→ **MATERIAL PROVIDED**
##############################

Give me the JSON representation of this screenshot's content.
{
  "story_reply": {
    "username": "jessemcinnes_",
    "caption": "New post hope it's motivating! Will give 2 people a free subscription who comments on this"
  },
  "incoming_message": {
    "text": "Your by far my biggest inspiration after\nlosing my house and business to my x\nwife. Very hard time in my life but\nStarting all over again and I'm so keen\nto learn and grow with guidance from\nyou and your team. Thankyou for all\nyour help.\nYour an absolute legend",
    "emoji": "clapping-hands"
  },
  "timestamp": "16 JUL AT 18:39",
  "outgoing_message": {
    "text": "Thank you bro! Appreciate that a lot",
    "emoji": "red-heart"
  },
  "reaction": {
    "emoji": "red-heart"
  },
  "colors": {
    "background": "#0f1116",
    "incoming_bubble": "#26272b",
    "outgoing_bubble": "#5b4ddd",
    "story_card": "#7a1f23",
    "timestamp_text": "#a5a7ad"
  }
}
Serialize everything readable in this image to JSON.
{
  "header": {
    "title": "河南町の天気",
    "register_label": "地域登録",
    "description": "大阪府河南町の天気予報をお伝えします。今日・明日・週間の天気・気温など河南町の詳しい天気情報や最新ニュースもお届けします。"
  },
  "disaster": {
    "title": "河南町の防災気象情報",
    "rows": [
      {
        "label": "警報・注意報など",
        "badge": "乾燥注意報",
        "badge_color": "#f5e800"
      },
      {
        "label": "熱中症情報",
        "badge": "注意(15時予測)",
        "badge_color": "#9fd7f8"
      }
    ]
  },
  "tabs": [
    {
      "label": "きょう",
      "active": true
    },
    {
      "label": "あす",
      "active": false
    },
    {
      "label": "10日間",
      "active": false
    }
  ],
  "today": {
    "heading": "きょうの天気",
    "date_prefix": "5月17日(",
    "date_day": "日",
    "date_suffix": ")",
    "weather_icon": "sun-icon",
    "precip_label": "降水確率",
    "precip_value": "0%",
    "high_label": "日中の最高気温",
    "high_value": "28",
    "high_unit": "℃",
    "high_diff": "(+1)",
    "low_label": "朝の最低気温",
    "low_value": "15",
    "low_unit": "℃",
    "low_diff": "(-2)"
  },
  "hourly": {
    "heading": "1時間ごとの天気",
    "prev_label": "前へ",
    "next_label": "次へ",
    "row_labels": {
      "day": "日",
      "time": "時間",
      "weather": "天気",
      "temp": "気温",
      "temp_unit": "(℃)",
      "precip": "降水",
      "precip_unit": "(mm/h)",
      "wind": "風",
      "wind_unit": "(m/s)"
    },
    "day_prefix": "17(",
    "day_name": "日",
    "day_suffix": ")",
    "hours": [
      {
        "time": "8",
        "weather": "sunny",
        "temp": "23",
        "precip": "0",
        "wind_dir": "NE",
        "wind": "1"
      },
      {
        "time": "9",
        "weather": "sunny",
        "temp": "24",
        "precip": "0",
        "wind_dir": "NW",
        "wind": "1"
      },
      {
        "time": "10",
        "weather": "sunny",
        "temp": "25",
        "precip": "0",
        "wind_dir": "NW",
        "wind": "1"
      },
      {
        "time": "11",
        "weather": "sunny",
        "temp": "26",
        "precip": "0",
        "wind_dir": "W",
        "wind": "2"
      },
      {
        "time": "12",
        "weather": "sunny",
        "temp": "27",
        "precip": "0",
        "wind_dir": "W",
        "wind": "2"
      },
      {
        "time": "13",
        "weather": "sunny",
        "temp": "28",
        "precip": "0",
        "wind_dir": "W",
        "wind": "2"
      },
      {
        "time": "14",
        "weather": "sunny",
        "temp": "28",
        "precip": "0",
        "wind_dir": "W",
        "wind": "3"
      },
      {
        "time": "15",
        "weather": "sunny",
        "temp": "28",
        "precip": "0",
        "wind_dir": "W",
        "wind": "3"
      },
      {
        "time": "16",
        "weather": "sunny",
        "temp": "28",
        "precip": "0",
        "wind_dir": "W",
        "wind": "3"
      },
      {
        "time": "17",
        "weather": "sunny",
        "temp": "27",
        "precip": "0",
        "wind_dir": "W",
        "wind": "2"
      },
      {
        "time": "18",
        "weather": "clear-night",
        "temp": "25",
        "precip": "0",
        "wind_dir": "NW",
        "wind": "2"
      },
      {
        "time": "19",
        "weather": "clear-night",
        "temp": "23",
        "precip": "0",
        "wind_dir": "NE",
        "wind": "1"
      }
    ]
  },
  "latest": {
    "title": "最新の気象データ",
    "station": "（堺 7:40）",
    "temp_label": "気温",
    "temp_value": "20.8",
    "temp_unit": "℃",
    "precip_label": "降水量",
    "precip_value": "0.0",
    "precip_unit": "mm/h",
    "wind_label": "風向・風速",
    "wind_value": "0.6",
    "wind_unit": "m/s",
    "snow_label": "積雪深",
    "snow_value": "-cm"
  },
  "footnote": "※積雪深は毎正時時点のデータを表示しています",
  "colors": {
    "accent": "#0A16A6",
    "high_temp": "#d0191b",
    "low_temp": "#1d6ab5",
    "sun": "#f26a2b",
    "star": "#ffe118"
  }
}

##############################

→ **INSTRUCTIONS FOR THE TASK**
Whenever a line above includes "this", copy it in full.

→ **ANSWER**
Give me the JSON representation of this screenshot's content.
    "caption": "New post hope it's motivating! Will give 2 people a free subscription who comments on this"
Serialize everything readable in this image to JSON.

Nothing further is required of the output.